“Ryanair was foolish to bring this into the High Court rather than the negotiating room,” BALPA general secretary Brian Strutton said. However, BALPA said Ryanair rejected the union’s offer of last-minute talks Aug. 21 to avert the 48-hour stoppage, which is set to begin at 0001 local time on Aug. 22.

“We urge Ryanair to change their attitude to dealing with us and adopt a constructive approach,” Strutton said.

After the ruling was announced, Ryanair said it still expects to operate its full UK flight schedule, saying that less than 30% of its UK pilots backed the strike and the “vast majority” have volunteered to fly.

“We do not expect significant disruptions on Thursday or Friday [Aug. 22-23]; however, we cannot rule out some small flight delays and/or flight changes,” the airline said. “We again call on the BALPA union and this small minority of UK pilots to return to mediation, as they are required to under our recognition agreement.”

Meanwhile, Ryanair’s bid to avert the Irish pilots’ strike on Aug. 22-23 was successful. “All Ryanair flights scheduled to depart on Thursday, Aug. 22, and Friday, Aug. 23, from Dublin, Cork and Shannon Airports will now operate as normal,” Ryanair said.

The Fórsa union, which represents directly employed Ryanair pilots based in the Republic of Ireland, confirmed the strike has been called off.

“Once the union has the ruling in writing, we will consider it in detail and consult with our legal team. Only then will Fórsa be in a position to consider its next steps,” Fórsa said.

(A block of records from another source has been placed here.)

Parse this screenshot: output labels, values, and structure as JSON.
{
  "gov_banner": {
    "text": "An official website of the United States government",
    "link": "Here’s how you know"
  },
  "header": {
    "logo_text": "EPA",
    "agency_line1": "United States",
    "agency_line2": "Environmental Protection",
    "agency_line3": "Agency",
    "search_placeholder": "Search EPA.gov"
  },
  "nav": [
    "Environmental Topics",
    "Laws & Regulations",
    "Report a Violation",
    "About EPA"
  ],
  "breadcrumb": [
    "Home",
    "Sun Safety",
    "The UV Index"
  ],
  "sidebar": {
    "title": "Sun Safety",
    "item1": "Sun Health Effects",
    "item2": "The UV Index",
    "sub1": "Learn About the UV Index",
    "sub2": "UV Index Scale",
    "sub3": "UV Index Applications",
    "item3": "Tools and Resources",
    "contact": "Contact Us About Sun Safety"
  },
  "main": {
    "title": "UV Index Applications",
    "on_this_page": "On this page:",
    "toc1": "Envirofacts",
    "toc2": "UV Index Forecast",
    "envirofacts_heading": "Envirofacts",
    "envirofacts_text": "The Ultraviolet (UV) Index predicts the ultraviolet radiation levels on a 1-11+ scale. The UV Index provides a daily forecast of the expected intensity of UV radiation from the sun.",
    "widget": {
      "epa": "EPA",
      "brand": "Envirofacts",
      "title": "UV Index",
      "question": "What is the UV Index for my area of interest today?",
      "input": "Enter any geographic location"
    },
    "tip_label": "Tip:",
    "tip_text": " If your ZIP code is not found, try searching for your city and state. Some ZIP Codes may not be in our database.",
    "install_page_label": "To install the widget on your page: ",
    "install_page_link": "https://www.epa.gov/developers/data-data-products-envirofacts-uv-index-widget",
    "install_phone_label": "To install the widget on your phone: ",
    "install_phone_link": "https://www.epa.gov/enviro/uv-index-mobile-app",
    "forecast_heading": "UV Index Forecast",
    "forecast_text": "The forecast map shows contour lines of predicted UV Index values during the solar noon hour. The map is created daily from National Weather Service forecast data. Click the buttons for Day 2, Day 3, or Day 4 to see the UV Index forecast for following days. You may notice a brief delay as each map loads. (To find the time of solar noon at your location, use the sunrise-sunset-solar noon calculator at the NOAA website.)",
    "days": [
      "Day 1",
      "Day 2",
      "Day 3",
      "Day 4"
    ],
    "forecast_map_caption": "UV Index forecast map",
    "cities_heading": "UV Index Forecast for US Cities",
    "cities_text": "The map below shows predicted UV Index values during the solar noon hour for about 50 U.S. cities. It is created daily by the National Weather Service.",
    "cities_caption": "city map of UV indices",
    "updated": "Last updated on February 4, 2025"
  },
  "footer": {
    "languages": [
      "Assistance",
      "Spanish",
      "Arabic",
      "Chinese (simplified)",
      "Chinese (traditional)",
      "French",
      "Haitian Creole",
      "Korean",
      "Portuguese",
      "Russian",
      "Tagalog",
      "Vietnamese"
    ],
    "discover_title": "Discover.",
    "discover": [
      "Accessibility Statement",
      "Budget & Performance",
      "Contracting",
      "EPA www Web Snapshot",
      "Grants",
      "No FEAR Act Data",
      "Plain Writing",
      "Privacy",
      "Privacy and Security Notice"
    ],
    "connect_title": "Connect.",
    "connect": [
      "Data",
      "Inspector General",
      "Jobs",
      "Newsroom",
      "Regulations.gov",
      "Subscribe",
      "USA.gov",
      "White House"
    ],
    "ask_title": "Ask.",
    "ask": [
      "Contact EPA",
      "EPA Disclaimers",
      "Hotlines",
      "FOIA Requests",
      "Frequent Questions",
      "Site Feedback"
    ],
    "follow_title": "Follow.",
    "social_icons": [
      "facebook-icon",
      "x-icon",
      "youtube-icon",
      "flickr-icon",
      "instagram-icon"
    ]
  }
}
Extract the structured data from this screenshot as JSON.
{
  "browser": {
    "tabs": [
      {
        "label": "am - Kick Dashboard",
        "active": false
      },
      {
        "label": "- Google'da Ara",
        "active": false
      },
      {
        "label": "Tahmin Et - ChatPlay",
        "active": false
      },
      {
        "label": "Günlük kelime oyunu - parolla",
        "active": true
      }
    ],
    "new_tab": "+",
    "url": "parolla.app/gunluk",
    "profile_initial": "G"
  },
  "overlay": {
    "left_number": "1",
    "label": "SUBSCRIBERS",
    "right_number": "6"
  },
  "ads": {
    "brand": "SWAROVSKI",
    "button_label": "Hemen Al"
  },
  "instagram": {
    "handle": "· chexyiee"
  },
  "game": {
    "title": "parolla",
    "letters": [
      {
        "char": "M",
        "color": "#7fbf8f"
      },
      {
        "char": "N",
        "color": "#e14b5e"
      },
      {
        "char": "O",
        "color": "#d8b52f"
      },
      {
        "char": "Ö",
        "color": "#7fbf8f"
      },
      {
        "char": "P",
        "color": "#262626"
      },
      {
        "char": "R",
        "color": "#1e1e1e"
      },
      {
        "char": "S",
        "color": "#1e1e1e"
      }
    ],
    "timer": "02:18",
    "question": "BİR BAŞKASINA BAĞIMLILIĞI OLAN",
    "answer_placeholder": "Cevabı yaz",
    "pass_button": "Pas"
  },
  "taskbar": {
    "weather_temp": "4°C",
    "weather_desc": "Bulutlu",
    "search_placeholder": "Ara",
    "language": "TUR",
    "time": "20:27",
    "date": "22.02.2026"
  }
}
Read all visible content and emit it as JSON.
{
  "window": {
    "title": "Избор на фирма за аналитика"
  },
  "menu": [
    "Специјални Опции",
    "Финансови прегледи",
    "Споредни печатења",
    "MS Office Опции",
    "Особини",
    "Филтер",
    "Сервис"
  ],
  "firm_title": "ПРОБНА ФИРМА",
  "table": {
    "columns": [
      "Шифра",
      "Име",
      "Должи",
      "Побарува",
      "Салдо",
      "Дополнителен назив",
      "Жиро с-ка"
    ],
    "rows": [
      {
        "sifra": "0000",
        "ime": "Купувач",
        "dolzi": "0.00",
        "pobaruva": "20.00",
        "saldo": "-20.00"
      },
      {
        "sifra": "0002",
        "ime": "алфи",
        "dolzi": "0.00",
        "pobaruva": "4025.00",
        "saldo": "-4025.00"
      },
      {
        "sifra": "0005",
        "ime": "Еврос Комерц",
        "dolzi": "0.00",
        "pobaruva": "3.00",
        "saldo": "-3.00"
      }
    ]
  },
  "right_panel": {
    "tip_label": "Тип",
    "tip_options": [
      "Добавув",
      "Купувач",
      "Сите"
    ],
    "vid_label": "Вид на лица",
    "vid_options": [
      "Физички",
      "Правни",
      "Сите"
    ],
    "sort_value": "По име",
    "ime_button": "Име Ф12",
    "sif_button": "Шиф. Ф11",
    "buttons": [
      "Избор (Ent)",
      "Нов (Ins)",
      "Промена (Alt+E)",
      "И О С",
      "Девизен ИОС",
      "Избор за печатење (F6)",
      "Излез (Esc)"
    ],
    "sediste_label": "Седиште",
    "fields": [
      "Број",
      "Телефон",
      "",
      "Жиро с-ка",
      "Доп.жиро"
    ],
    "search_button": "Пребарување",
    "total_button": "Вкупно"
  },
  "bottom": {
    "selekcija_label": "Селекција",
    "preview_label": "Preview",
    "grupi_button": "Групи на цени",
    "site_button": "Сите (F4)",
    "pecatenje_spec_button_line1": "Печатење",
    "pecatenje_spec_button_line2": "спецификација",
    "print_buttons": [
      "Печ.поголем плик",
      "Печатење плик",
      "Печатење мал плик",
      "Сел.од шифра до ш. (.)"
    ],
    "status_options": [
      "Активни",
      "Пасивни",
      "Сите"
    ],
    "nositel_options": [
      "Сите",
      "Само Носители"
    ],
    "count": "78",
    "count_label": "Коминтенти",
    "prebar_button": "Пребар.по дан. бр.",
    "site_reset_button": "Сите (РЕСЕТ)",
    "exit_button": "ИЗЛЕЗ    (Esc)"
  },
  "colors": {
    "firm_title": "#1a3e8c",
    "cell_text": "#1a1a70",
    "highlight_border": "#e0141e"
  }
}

Ryanair said a further five-day walkout among Portuguese cabin crew that started Aug. 21, was so far having little impact, with flights operating normally from the airline’s four Portuguese airports.

“All first-wave flights from Portugal departed as scheduled this morning, and we do not expect any significant disruptions to our flights to/from Portugal today,” the LCC said. “Ryanair calls on the SNPVAC Union to cancel these unnecessary strikes and return to negotiations, as these strikes are not supported by the vast majority of Ryanair’s cabin crews in Portugal.”

Meanwhile, Spanish cabin crew, represented by the USO and Sitcpla unions, are protesting Ryanair’s Tenerife and Gran Canaria base closures and a lack of clarity over plans for Girona.

On Aug. 20, USO said over seven hours of arbitration talks through mediation service SIMA ended without agreement. The Spanish union is therefore planning 10 days of strike action across Ryanair’s 13 Spanish bases, with walkouts planned for Sept. 1-2, 6-8, 13, 15, 20, 22, 27 and 29. USO Ryanair secretary Jairo Gonzalo said the union is open to further mediated meetings ahead of the strike, so Ryanair can provide “concrete data” on the closures, including how many staff will be affected.

Ryanair recently announced plans to close bases because of the Boeing 737 MAX grounding, which has impacted the carrier’s growth plans.

The airline now expects to take delivery of 30 MAXs “at best” by the end of May 2020, instead of the 58 it originally expected.

Victoria Moores